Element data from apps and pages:
<<<<

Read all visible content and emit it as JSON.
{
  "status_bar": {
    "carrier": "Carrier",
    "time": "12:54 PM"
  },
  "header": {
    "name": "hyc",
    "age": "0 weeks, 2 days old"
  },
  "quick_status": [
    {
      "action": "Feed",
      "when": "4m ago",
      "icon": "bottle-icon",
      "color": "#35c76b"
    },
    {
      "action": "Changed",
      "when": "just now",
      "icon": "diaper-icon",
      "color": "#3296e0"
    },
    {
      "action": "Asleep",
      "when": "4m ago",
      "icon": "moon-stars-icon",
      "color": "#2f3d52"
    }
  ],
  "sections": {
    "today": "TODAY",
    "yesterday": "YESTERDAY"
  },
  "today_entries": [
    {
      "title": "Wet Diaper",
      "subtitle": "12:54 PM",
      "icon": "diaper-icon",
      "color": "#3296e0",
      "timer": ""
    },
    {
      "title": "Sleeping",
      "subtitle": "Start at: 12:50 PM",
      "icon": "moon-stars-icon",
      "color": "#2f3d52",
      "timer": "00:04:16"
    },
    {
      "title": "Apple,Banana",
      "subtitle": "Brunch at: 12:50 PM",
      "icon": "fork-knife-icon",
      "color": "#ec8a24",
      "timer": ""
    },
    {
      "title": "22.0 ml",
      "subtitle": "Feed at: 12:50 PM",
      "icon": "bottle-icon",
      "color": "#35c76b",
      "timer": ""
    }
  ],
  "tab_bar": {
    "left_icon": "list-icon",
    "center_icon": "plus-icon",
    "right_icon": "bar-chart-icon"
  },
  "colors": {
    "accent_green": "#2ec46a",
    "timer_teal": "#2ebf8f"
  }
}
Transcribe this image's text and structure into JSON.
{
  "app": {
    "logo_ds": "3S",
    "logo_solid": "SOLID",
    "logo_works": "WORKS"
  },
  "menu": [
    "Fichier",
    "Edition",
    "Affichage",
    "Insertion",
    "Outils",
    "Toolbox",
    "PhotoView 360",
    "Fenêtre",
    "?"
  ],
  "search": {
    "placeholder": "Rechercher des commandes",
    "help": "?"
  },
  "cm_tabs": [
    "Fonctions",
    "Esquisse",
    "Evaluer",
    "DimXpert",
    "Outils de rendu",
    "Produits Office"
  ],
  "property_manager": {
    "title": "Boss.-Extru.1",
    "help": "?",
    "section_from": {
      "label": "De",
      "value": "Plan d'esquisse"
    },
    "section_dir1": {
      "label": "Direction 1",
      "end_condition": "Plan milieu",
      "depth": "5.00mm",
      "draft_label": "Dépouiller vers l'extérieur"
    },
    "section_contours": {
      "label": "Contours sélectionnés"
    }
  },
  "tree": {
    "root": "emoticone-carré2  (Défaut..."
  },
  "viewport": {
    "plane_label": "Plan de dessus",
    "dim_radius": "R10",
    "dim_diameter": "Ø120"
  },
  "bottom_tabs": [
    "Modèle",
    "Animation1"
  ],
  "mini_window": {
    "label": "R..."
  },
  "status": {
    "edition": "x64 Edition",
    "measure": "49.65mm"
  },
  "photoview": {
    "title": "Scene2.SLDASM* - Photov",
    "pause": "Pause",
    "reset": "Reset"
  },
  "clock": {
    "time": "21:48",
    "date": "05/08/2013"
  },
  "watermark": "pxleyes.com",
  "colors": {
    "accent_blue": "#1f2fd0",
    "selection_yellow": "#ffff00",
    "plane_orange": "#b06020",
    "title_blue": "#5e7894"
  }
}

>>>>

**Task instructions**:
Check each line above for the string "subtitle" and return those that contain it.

**Answer for the task**:
      "subtitle": "12:54 PM",
      "subtitle": "Start at: 12:50 PM",
      "subtitle": "Brunch at: 12:50 PM",
      "subtitle": "Feed at: 12:50 PM",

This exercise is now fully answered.